Once the records below have been read, copy them all out exactly.

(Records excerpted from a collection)

======

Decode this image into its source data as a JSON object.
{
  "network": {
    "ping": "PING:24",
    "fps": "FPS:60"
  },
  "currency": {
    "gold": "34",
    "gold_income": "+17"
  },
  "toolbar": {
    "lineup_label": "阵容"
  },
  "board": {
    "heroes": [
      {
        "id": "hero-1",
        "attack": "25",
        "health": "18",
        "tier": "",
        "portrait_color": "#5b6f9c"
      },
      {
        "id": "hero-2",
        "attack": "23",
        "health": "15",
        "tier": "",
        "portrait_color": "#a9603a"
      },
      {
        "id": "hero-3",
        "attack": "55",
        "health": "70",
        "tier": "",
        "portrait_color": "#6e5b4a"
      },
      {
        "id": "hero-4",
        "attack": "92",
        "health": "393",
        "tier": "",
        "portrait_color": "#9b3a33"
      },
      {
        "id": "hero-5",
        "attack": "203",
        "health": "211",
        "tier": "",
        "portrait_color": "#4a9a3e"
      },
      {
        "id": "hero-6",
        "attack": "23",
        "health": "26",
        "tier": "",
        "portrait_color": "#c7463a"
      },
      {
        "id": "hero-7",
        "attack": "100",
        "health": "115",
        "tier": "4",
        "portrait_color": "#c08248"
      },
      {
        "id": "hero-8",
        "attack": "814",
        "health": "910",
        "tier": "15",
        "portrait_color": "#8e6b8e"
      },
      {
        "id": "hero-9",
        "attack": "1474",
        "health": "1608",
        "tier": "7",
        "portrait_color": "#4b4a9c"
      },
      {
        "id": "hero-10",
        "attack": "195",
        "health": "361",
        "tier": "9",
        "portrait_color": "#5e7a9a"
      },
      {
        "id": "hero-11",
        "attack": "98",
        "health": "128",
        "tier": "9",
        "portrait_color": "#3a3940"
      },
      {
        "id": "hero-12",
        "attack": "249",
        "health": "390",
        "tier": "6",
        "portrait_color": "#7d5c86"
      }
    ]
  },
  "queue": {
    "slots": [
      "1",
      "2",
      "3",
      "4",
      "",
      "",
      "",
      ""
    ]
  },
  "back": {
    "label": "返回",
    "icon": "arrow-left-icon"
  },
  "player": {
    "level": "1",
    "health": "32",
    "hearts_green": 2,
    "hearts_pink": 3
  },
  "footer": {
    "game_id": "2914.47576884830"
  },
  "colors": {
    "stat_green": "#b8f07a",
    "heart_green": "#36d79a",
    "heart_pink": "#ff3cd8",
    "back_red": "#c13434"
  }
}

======

● **Exercise result**
Decode this image into its source data as a JSON object.
{
  "network": {
    "ping": "PING:24",
    "fps": "FPS:60"
  },
  "currency": {
    "gold": "34",
    "gold_income": "+17"
  },
  "toolbar": {
    "lineup_label": "阵容"
  },
  "board": {
    "heroes": [
      {
        "id": "hero-1",
        "attack": "25",
        "health": "18",
        "tier": "",
        "portrait_color": "#5b6f9c"
      },
      {
        "id": "hero-2",
        "attack": "23",
        "health": "15",
        "tier": "",
        "portrait_color": "#a9603a"
      },
      {
        "id": "hero-3",
        "attack": "55",
        "health": "70",
        "tier": "",
        "portrait_color": "#6e5b4a"
      },
      {
        "id": "hero-4",
        "attack": "92",
        "health": "393",
        "tier": "",
        "portrait_color": "#9b3a33"
      },
      {
        "id": "hero-5",
        "attack": "203",
        "health": "211",
        "tier": "",
        "portrait_color": "#4a9a3e"
      },
      {
        "id": "hero-6",
        "attack": "23",
        "health": "26",
        "tier": "",
        "portrait_color": "#c7463a"
      },
      {
        "id": "hero-7",
        "attack": "100",
        "health": "115",
        "tier": "4",
        "portrait_color": "#c08248"
      },
      {
        "id": "hero-8",
        "attack": "814",
        "health": "910",
        "tier": "15",
        "portrait_color": "#8e6b8e"
      },
      {
        "id": "hero-9",
        "attack": "1474",
        "health": "1608",
        "tier": "7",
        "portrait_color": "#4b4a9c"
      },
      {
        "id": "hero-10",
        "attack": "195",
        "health": "361",
        "tier": "9",
        "portrait_color": "#5e7a9a"
      },
      {
        "id": "hero-11",
        "attack": "98",
        "health": "128",
        "tier": "9",
        "portrait_color": "#3a3940"
      },
      {
        "id": "hero-12",
        "attack": "249",
        "health": "390",
        "tier": "6",
        "portrait_color": "#7d5c86"
      }
    ]
  },
  "queue": {
    "slots": [
      "1",
      "2",
      "3",
      "4",
      "",
      "",
      "",
      ""
    ]
  },
  "back": {
    "label": "返回",
    "icon": "arrow-left-icon"
  },
  "player": {
    "level": "1",
    "health": "32",
    "hearts_green": 2,
    "hearts_pink": 3
  },
  "footer": {
    "game_id": "2914.47576884830"
  },
  "colors": {
    "stat_green": "#b8f07a",
    "heart_green": "#36d79a",
    "heart_pink": "#ff3cd8",
    "back_red": "#c13434"
  }
}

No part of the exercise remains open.